This attitude toward mediating institutions is by no means novel or unique to the Obama administration. It has been essential to the progressive cause for more than a century, and indeed has been an element of more radical strands of liberalism for far longer than that. As far back as 1791, Thomas Paine, in defending the French revolutionaries, complained of the distance that traditional institutions established between the citizen and the regime, which he described as an “artificial chasm [that] is filled up with a succession of barriers, or sort of turnpike gates, through which [the citizen] has to pass.”

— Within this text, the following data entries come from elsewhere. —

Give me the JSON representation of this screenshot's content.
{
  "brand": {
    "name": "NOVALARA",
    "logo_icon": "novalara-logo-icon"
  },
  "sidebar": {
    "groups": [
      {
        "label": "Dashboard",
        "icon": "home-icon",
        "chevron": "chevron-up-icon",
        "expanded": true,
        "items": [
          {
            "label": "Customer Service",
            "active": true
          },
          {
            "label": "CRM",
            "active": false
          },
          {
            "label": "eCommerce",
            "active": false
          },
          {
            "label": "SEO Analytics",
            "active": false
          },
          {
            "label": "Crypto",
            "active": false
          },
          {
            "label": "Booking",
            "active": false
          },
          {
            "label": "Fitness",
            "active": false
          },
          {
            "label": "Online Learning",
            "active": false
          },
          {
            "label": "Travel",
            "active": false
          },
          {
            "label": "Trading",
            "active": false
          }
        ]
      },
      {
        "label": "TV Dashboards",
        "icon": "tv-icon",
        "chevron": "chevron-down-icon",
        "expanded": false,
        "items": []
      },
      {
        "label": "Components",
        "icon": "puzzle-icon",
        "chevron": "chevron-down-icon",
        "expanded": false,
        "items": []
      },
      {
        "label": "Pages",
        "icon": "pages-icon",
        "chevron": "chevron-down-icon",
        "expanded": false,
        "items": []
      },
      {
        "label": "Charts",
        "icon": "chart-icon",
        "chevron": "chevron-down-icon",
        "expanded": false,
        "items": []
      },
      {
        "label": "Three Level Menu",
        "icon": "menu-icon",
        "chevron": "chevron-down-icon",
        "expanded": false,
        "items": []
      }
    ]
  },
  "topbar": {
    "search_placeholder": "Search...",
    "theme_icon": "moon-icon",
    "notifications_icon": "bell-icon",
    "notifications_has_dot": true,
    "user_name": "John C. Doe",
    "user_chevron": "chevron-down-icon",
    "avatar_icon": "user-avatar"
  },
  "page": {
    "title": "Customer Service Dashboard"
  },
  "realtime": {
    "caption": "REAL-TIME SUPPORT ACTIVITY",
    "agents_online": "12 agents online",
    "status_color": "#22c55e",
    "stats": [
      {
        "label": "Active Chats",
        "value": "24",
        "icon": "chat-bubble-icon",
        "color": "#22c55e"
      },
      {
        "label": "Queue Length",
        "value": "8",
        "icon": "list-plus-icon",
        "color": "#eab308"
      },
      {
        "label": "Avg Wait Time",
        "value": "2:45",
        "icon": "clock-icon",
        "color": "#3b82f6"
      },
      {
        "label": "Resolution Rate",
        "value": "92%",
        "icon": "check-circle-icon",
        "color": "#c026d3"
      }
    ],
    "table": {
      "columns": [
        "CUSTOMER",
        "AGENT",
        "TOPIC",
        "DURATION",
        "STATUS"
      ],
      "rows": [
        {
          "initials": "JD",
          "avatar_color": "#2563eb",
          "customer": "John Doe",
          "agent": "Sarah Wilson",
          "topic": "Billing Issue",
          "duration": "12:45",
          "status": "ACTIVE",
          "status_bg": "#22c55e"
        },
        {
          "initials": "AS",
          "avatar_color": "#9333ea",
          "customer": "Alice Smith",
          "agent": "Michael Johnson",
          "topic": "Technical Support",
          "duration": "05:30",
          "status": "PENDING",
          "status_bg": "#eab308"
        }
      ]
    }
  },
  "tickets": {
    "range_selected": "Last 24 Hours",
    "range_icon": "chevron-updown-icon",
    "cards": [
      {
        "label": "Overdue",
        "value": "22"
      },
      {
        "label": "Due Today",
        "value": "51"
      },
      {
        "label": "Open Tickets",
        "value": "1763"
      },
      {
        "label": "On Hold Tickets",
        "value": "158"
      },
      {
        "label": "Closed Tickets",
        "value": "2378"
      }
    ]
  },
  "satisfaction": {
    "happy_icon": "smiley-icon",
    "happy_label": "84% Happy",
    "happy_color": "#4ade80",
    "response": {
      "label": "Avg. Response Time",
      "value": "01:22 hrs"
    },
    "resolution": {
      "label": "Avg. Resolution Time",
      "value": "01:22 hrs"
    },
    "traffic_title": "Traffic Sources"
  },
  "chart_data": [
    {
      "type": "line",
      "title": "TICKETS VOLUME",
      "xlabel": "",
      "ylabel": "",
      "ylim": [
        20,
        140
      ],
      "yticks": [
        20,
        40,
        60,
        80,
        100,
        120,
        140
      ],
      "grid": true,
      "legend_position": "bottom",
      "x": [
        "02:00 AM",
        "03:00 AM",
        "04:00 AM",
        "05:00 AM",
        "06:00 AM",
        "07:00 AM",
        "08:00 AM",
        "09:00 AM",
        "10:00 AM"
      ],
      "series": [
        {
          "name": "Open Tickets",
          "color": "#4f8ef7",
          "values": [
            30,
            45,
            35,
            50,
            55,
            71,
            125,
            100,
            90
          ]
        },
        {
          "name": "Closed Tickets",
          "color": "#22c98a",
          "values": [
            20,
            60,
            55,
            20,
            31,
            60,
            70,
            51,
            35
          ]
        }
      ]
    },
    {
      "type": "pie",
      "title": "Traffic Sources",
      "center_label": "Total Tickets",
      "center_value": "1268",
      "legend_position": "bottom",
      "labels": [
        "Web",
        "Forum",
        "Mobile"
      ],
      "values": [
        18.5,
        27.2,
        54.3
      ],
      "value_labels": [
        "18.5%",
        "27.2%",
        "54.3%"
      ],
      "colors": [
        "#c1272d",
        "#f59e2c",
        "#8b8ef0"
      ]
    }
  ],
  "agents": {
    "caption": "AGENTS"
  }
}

Conservative voices have defended these mediating layers precisely for creating such barriers, which can guard the citizen from direct exposure to the searing power of the state. Alexis de Tocqueville celebrated America’s bewildering array of associations, institutions, and corporations of civil society for their ability to offer individual citizens some protection from the domineering sway of political majorities.